Although there were significant advances in pain research in the last decades, insufficient pain control remains the rule and not the exception. Studies show that 30% to 40% of patients discharged after outpatient procedures have moderate to severe pain during the first 24 to 48 hours1. Pain decreases with time, but can be severe enough to interfere with sleep and daily tasks. Besides that, post-op pain is the most prevalent factor for delays in hospital discharges, as well as the main cause for medical calls after discharges and the most prevalent reason for hospital readmissions2,3. Issues like nausea, vomiting, fatigue and pain are the most common reasons to delay discharge as well as the most common ones for readmitting patients to the hospitall1,2.
Severe post-op pain causes extreme discomfort and distress, being associated with sleep disorders, which lead to fatigue. This situation may last for some days, preventing patients to return to working activities, thus generating economic impact in their lives. Another aspect to be considered is the negative impact of post - op pain and other forms of acute pain on several organs and organ systems, such as heart and lungs4.
Post-op pain may persist for a long time and be considered as chronic post-op pain syndrome, which is now being recognized as a significant problem that must be diagnosed and fought against. This situation is most commonly seen in limb amputation surgeries, thoracotomies, mastectomies and inguinal hernias. The incidence of post-op chronic pain in outpatient procedures, such as inguinal hernia repair, may be more than 50%5.

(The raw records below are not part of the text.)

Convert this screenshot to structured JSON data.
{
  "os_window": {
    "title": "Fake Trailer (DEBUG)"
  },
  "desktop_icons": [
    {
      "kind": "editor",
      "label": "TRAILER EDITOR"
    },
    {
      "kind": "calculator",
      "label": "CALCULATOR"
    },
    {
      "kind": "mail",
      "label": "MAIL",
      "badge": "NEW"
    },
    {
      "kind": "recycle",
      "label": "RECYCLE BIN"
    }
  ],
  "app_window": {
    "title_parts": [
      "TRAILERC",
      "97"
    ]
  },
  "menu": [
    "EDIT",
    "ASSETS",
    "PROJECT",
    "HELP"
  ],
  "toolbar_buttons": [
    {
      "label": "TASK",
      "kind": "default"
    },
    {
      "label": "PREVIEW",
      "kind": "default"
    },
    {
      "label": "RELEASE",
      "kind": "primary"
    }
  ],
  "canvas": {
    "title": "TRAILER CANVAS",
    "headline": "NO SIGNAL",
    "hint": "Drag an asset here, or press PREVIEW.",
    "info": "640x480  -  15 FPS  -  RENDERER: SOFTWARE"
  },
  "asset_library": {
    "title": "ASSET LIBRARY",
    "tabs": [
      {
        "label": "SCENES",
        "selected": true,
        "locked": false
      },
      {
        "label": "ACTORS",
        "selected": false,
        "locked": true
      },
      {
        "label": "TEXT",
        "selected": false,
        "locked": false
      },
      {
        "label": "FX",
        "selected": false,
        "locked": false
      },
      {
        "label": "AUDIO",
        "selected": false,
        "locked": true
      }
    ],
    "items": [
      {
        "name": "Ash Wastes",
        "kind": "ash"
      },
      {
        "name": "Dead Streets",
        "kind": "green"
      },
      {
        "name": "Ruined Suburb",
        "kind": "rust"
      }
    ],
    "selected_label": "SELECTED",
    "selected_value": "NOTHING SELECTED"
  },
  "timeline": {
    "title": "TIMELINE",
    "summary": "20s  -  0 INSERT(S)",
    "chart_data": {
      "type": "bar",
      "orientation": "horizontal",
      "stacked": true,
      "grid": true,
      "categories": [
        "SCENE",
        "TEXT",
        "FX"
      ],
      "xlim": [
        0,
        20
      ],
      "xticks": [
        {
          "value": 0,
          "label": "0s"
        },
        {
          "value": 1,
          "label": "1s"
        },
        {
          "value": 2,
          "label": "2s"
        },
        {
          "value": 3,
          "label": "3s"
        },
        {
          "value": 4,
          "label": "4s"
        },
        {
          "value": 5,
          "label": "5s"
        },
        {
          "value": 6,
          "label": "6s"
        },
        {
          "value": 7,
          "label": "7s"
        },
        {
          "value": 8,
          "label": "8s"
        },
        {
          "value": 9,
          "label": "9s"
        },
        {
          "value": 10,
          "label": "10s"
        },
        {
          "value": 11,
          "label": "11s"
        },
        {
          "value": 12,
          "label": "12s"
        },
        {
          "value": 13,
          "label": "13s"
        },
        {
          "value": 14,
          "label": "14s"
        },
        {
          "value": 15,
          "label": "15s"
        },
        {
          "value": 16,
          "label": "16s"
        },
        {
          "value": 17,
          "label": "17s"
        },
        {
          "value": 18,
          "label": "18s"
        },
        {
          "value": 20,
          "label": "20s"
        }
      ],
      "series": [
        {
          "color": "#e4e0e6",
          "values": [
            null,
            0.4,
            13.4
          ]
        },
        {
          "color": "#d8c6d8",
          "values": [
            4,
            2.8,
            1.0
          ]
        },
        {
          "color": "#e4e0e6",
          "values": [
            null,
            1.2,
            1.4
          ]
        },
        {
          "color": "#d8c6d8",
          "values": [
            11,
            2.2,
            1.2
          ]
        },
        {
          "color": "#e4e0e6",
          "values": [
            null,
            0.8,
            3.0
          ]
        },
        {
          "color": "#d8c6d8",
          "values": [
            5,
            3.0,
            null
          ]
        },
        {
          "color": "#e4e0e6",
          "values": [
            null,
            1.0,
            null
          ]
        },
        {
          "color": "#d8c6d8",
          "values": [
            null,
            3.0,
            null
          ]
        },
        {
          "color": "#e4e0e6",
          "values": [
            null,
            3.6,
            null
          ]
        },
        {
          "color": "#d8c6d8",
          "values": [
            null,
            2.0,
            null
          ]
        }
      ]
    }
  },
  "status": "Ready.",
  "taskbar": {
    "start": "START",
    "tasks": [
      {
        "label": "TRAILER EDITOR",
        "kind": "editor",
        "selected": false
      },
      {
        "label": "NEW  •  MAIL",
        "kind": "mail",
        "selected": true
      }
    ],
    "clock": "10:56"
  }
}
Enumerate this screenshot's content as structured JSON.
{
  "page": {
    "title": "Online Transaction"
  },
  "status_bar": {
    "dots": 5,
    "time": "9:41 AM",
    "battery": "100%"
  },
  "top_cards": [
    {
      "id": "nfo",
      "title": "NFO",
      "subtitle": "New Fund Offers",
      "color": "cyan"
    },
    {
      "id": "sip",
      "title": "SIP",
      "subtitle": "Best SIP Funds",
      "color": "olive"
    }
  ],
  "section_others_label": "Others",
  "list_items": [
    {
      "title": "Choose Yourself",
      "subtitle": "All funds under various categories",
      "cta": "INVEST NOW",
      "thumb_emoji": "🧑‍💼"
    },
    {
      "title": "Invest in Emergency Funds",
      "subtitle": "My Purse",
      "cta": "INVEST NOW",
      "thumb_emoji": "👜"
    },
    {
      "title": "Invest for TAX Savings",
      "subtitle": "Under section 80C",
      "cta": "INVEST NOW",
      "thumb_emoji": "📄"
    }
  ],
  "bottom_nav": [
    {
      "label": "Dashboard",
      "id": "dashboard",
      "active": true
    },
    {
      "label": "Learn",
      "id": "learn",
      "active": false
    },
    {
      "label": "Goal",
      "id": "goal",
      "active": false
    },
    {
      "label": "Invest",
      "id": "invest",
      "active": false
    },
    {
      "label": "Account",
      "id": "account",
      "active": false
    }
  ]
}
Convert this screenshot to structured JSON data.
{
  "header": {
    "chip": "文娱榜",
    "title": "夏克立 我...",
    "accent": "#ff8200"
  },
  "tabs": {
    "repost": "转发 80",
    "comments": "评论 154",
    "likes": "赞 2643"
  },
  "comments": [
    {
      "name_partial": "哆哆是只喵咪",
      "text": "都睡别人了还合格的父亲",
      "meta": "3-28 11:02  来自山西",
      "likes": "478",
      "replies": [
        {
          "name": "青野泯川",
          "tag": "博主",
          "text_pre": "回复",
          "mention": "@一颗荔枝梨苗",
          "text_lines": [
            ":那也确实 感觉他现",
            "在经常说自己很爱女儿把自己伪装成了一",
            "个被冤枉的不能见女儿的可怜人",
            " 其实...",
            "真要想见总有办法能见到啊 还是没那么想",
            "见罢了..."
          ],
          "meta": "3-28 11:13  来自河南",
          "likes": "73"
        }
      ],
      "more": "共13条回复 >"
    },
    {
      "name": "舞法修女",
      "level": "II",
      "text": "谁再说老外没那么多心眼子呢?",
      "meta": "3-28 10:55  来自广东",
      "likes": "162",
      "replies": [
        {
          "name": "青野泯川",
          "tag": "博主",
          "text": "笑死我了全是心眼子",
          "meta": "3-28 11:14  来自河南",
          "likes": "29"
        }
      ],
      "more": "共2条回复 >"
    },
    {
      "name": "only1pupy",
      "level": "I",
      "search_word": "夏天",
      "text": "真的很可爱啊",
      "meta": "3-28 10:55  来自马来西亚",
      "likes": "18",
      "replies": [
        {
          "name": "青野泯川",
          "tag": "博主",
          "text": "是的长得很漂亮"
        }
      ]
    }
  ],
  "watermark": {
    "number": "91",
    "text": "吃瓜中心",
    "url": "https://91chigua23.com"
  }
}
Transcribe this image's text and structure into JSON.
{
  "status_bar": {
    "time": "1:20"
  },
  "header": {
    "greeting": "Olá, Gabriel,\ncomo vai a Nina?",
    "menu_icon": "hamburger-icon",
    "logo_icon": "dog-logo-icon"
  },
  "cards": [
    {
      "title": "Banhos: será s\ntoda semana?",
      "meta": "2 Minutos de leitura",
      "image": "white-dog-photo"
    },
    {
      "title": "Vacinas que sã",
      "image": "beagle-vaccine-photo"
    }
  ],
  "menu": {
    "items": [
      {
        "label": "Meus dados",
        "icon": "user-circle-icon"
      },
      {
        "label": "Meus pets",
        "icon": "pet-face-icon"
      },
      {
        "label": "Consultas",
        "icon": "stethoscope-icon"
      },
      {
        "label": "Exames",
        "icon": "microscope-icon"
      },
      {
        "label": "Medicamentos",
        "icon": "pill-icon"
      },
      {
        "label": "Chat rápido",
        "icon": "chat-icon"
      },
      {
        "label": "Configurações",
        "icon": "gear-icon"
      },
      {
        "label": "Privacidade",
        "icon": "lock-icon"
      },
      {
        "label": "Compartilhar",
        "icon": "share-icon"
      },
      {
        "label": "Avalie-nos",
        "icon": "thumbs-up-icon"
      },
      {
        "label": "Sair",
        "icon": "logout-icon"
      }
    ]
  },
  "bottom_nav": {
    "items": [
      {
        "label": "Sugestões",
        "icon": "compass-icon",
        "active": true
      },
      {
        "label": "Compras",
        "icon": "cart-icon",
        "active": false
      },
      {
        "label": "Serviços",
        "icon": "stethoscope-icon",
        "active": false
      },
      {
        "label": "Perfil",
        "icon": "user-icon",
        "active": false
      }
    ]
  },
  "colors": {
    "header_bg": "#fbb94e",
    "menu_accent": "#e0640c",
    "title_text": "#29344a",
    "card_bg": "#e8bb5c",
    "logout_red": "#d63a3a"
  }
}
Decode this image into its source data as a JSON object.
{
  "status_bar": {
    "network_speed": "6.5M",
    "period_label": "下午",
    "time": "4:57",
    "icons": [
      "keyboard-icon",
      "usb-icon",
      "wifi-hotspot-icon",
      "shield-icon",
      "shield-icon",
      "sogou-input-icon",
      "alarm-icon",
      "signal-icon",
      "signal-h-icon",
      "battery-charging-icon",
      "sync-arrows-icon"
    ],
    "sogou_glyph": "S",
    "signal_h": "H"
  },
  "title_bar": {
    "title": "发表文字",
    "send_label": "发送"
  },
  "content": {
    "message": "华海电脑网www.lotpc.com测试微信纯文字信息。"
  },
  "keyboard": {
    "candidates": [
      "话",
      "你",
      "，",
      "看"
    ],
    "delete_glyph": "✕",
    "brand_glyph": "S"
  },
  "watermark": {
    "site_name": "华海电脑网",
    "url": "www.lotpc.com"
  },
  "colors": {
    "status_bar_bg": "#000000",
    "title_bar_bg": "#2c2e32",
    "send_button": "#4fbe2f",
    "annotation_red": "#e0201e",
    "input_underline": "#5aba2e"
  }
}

Pain complaints are the most frequent reason for emergency ward consultations, representing more than 70% of all cases seen6. A large study, carried out in the United States, showed an average pain score of 8 in the numeric scale in patients seen at the Emergency Room. Around 41% of patients reported no relief or worsening of pain after visiting the ER, and almost three fourths of them reported moderate to severe pain at discharge6.
We hope that papers published in this edition may somehow contribute to decrease the current situation of acute pain underassessment and undertreatment.
João Batista Santos Garcia
Revista Dor Editor
- 1. Schug SA, Chong C. Pain management after ambulatory surgery. Curr Opin Anaesthesiol. 2009;22(6):738-43.
- 2. Apfelbaum JL, Chen C, Mehta SS, Gan TJ. Postoperative pain experience: results from a national survey suggest postoperative pain continues to be undermanaged. Anesth Analg. 2003;97(2):534:40.
- 3. Segerdahl M, Warrén-Stomberg M, Rawal N, Brattwall M, Jakobsson J. Clinical practices and routines for day surgery in Sweden: results from a nation-wide survey. Acta Anaesthesiol Scand. 2008;52(1):117-24.
- 4. Wu CL, Berenholtz SM, Pronovost PJ, Fleisher LA. Systematic review and analysis of postdischarge symptoms after outpatient surgery. Anesthesiolology. 2002;96(4):994-1003.
- 5. Perkins FM, Gopal A. Postsurgical chronic pain: a model for investigation the origins of chronic pain. Tech Reg Anesth Pain Manag. 2003;7(2):122-6.
- 6. Todd KH, Ducharme J, Choiniere M, Crandall CS, Fosnocht DE, Homel P, Tanabe P; PEMI Study Group. Pain in the emergency department: results of the pain and emergency medicine initiative (PEMI) multicenter study. J Pain. 2007;8(6):460-6.
Acute pain: a challenging problem
Publication in this collection
30 Oct 2013
Date of issue